Making the moves
Philip Crosthwaite has an interiors business in south Norfolk and also organises a monthly antiques fair in Hingham, mid-Norfolk, as well as triannual antiques fairs run under his NASADA (Norfolk & Suffolk Antique Dealers Association) banner.
All are cancelled in lockdown but Crosthwaite’s business, Cloverleaf Home Interiors, is doing cracking business selling on assorted antiques websites.
He said: “We haven’t run a fair since last March, although I’m thinking maybe of a May date. But we have been working flat out online in the business, selling largely furniture – things like refectory tables which I am putting into storage for customers relocating up here from the Home Counties.”
No halt to Holt
Back in 2014 this column ran a series of pieces on people who had changed the course of their lives by entering the trade.
Robin Dunkley was one. In 2010 he gave up a career in corporate banking and took both courage and redundancy to launch Holt Antique Furniture in north Norfolk. It was a success from the start.
Dunkley said: “My business has grown through sheer dogged determination with online growing year on year too. This has resulted in me taking over larger premises at Little Walsingham in north Norfolk.
“The online offering has been a great success due to daily website updates, constant acquisition of new quality stock within a specified dateline, email newsletters, high-quality images, full details of each item, size, provenance (if available) and condition reports. Social media has been pushed along all available channels. Key is keeping buyers constantly updated during their buying journey/experience from end to end. I export worldwide as far as Australia, US, Japan, New Zealand, Europe and Asia from my site.”
Dunkley, who sells oak and country furniture from the 16th to the 19th centuries plus fine art and decorative period pieces, added: “All things continue to sell well.”
After retiring from the pub trade, husband and wife team Henrietta Lewis and Alan Knight, both keen antique and vintage collectors, opened an antiques centre in 2019 in the pretty Norfolk town of Diss, close to TW Gaze, the auction house.
Despite successive lockdowns the couple are expanding their business. With the help of a Covid-19 business support grant, they are opening another centre and launching an antiques fair with their business partners, Wendy and Alf Faulkner, when government legislation allows.
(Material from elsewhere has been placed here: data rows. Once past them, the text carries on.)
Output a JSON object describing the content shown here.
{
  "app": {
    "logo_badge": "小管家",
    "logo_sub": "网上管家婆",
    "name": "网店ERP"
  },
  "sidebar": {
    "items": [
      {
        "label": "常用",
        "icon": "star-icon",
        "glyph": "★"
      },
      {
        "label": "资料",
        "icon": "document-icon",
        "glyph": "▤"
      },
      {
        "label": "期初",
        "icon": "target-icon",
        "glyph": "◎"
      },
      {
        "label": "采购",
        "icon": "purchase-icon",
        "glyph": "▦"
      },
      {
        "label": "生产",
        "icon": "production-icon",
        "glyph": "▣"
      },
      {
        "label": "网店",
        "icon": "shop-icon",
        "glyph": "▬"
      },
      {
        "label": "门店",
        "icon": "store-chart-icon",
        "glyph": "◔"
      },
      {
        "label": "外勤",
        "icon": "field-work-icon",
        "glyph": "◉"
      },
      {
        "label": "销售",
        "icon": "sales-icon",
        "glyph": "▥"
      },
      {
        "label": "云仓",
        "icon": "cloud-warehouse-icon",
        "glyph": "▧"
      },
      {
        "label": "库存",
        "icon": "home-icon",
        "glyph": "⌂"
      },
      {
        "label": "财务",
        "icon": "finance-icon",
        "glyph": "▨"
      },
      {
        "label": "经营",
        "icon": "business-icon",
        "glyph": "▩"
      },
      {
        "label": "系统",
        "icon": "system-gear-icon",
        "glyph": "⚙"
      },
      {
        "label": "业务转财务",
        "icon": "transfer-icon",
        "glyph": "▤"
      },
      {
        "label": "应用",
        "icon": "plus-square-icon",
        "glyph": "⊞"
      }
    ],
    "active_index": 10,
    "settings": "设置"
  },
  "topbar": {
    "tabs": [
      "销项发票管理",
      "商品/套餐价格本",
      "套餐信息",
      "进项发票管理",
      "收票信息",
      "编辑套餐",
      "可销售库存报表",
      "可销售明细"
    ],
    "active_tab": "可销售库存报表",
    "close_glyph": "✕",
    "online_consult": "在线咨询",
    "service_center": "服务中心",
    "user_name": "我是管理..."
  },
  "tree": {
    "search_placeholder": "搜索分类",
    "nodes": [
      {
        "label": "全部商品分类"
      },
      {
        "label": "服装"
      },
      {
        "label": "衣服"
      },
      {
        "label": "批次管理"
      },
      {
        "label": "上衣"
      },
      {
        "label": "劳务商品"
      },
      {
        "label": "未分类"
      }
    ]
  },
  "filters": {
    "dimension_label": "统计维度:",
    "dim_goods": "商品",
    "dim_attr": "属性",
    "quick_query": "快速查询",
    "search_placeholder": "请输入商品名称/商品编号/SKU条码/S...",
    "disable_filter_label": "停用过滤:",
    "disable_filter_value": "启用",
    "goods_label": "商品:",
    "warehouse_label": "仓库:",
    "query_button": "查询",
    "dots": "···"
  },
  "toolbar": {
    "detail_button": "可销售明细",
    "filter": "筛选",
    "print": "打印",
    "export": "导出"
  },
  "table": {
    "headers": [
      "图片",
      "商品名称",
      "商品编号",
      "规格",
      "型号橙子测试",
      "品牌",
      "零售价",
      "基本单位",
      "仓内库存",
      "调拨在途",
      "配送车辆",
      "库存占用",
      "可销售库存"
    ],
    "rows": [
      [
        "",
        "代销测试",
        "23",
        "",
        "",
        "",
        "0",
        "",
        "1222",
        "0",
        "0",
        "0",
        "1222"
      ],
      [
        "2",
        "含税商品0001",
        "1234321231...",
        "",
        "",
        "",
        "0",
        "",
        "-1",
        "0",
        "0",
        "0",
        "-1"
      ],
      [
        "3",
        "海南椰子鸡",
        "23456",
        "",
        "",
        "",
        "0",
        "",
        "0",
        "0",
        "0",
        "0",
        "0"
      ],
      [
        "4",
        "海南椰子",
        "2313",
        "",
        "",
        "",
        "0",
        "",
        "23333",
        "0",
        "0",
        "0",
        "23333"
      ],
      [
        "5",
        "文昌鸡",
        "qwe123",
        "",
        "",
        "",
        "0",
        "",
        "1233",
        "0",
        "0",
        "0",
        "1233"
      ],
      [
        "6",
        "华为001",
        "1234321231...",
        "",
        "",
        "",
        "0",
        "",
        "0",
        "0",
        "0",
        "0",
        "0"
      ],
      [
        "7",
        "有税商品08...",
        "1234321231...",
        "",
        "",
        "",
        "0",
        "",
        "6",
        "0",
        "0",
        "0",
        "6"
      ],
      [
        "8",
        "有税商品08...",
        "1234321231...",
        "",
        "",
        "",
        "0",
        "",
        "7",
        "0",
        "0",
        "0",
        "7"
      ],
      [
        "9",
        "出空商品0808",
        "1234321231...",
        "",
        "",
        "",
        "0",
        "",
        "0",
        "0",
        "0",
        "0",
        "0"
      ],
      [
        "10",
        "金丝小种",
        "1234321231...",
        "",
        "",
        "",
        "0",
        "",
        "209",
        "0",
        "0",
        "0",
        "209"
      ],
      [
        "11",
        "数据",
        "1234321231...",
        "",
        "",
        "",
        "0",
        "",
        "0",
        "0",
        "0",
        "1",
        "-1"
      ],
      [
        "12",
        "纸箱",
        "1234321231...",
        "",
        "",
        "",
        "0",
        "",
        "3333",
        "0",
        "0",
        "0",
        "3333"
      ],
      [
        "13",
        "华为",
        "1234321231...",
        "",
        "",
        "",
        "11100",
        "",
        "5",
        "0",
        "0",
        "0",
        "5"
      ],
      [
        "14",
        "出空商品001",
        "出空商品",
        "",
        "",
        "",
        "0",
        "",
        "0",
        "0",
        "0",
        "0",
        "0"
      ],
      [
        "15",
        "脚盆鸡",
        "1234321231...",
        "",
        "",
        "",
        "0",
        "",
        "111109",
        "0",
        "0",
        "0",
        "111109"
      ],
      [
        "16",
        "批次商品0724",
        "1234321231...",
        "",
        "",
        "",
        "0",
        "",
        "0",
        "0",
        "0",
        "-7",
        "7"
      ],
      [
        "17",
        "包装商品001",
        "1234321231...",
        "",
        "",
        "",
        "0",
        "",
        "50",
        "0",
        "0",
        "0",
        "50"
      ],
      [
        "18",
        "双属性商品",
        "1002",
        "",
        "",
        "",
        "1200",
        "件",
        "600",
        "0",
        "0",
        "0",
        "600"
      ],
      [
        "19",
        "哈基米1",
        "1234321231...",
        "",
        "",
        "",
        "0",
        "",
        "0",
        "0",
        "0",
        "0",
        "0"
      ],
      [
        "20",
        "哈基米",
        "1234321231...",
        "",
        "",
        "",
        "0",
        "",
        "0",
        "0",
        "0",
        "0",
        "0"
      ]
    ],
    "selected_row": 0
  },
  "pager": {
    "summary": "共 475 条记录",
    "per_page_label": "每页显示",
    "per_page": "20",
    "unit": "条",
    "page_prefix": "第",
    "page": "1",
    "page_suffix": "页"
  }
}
Both ventures are at Stonham Barns Park, a 115-acre holiday site near Stowmarket in Suffolk.
Knight said: “The new 3000 sq ft centre is called Aspal Antiques and will sell antique, vintage and retro pieces including architectural salvage that reflect the interests of the four owners of both businesses. Cabinets are available to rent at £65 a week.”
Knight added: “Our antiques and vintage traders fair will run on the second Monday of the month at the Mid and West Suffolk Showground at Stonham Barns Park and we’re hoping to launch this on Monday, April 12, subject to Covid restrictions.”
If you are a collector of antiquarian cookery books or a Bake Off fan or both, then The Book Of Ices, published in 1885 by Marshall’s School of Cookery in London, might be for you.
The book is priced at £90 from PBFA member John Underwood who is based in rural south Norfolk. Talking about lockdown, he said: “We tend to sell from our previous online listings on the PBFA website, as customers trawl through our stock than from their live online fairs, and are still making good sales to our regular trade customers and gained more customers through our Instagram presence.
“We tend to see our website as a showcase rather than a selling site, directing customers to our new listings. We have been buying quite well and building up quality stock against future fairs.”